Five people were arrested Friday night, and two officers were injured in skirmishes that broke out after Donald Trump abruptly canceled a Chicago rally on Friday. And Donald Trump had no doubts about who was to blame for the shocking violence: organized “thugs.” Trump tweeted on Saturday: “The organized group of people, many of them thugs, who shut down our First Amendment rights in Chicago, have totally energized America!”
Rivals quickly pointed the finger at Trump though, saying that the violence at his rallies reflect the tenor of the front-runner’s campaign. “A campaign bears responsibility for creating an environment,” said Ted Cruz. “The predictable consequence of [Trump’s comments] is it escalates.
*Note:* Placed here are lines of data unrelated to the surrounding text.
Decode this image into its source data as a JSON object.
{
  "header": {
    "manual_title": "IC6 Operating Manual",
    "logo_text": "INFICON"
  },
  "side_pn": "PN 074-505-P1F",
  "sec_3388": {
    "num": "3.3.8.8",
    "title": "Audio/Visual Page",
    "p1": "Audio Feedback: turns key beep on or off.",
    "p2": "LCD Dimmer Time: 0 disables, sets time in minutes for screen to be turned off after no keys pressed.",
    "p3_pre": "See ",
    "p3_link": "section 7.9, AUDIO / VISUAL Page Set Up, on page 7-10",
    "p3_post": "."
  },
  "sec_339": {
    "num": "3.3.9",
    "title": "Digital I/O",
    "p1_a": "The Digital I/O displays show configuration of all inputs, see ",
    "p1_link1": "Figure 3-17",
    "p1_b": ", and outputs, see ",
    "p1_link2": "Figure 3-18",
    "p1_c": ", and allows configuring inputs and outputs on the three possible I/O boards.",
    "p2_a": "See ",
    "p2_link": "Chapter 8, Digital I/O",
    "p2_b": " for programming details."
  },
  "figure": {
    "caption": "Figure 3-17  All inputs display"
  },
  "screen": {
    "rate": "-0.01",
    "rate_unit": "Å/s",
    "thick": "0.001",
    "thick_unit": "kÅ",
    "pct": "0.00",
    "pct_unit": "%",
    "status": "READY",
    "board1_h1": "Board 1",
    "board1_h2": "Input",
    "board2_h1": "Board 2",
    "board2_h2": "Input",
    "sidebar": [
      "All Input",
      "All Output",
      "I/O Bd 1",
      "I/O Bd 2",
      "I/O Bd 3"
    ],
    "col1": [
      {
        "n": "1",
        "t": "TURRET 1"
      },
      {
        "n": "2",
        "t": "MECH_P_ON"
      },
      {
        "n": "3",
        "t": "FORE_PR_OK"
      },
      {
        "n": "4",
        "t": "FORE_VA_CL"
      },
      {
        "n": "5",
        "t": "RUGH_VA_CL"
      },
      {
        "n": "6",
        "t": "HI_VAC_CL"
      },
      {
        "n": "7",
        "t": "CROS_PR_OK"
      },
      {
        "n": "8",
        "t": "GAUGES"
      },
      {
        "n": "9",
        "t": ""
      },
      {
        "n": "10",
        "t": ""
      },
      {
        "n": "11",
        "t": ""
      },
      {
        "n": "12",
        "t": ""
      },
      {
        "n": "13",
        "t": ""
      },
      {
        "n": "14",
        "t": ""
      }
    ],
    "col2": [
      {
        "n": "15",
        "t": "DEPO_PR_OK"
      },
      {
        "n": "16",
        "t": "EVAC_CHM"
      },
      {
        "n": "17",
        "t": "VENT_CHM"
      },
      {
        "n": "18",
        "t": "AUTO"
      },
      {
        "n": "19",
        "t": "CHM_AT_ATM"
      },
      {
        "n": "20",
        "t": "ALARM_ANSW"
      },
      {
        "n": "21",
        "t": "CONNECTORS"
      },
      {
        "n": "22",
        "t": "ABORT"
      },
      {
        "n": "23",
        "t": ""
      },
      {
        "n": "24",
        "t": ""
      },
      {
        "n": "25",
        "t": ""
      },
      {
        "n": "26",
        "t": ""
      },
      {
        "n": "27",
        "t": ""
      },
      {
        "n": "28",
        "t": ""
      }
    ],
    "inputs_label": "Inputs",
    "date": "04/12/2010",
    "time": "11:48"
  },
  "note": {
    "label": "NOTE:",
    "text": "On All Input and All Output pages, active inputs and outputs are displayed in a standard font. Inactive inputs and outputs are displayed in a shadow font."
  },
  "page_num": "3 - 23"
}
Today is unlikely to be the last such instance.” John Kasich also criticized Trump along the same lines: “Tonight the seeds of division that Donald Trump has been sowing this whole campaign finally bore fruit, and it was ugly.”
The organized group of people, many of them thugs, who shut down our First Amendment rights in Chicago, have totally energized America!— Donald J. Trump (@realDonaldTrump) March 12, 2016
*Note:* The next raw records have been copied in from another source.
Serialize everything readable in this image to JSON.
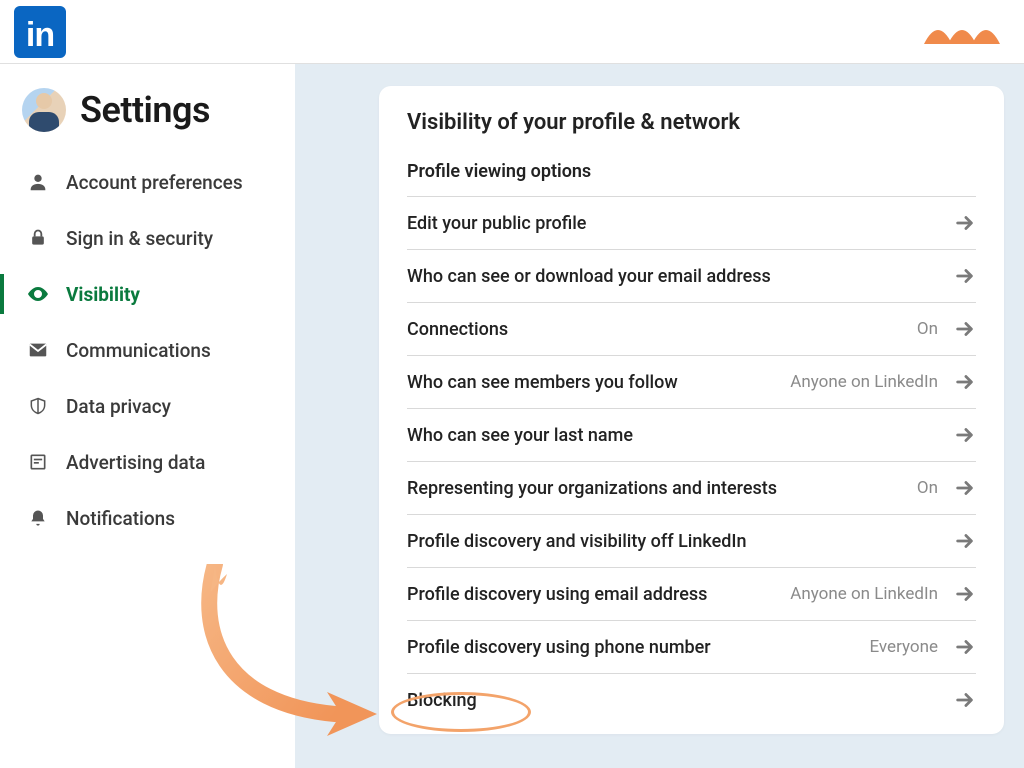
{
  "header": {
    "logo_text": "in"
  },
  "sidebar": {
    "title": "Settings",
    "items": [
      {
        "label": "Account preferences",
        "icon": "person-icon",
        "active": false
      },
      {
        "label": "Sign in & security",
        "icon": "lock-icon",
        "active": false
      },
      {
        "label": "Visibility",
        "icon": "eye-icon",
        "active": true
      },
      {
        "label": "Communications",
        "icon": "mail-icon",
        "active": false
      },
      {
        "label": "Data privacy",
        "icon": "shield-icon",
        "active": false
      },
      {
        "label": "Advertising data",
        "icon": "doc-icon",
        "active": false
      },
      {
        "label": "Notifications",
        "icon": "bell-icon",
        "active": false
      }
    ]
  },
  "panel": {
    "title": "Visibility of your profile & network",
    "section": "Profile viewing options",
    "rows": [
      {
        "label": "Edit your public profile",
        "value": ""
      },
      {
        "label": "Who can see or download your email address",
        "value": ""
      },
      {
        "label": "Connections",
        "value": "On"
      },
      {
        "label": "Who can see members you follow",
        "value": "Anyone on LinkedIn"
      },
      {
        "label": "Who can see your last name",
        "value": ""
      },
      {
        "label": "Representing your organizations and interests",
        "value": "On"
      },
      {
        "label": "Profile discovery and visibility off LinkedIn",
        "value": ""
      },
      {
        "label": "Profile discovery using email address",
        "value": "Anyone on LinkedIn"
      },
      {
        "label": "Profile discovery using phone number",
        "value": "Everyone"
      },
      {
        "label": "Blocking",
        "value": ""
      }
    ]
  },
  "annotation": {
    "highlight_target": "Blocking",
    "accent_color": "#f3a36a"
  }
}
Sen. Bernie Sanders also got in the game and tweeted a thinly veiled shot at Trump:
We do things a little different in this campaign: We bring people TOGETHER. #BernieInIL— Bernie Sanders (@BernieSanders) March 12, 2016
But you hardly need to be a Trump rival to see the connection between his campaign for the presidency and violence. Some are even surprised this kind of violence didn’t happen sooner. The Associated Press explains:
Since casting Mexicans immigrants as rapists and criminals in his June announcement speech, Trump has encouraged supporters to embrace anger tinged with xenophobia. In recent weeks, his rallies have featured several minor incidents of violence involving protesters, almost all of them minorities, with Trump repeatedly encouraging his supporters to fight back—and to do so with violence if necessary.
The Los Angeles Times agrees nothing about the violence is surprising:
What many had feared as Trump’s campaign has proceeded had finally happened on a large scale: A flammable brew of populist anger, campaign mismanagement, a candidate’s own provocative encouragement and protesters fighting back — quite literally — finally found its fuse. The explosion was predictable, given tensions in the country around its changing demographic face and economic displacement that has left many fearful and upset, receptive audiences for Trump’s surprisingly strong candidacy.
The violence at the canceled rally came on the same day as Trump had been calling on the Republican Party to unite behind his candidacy.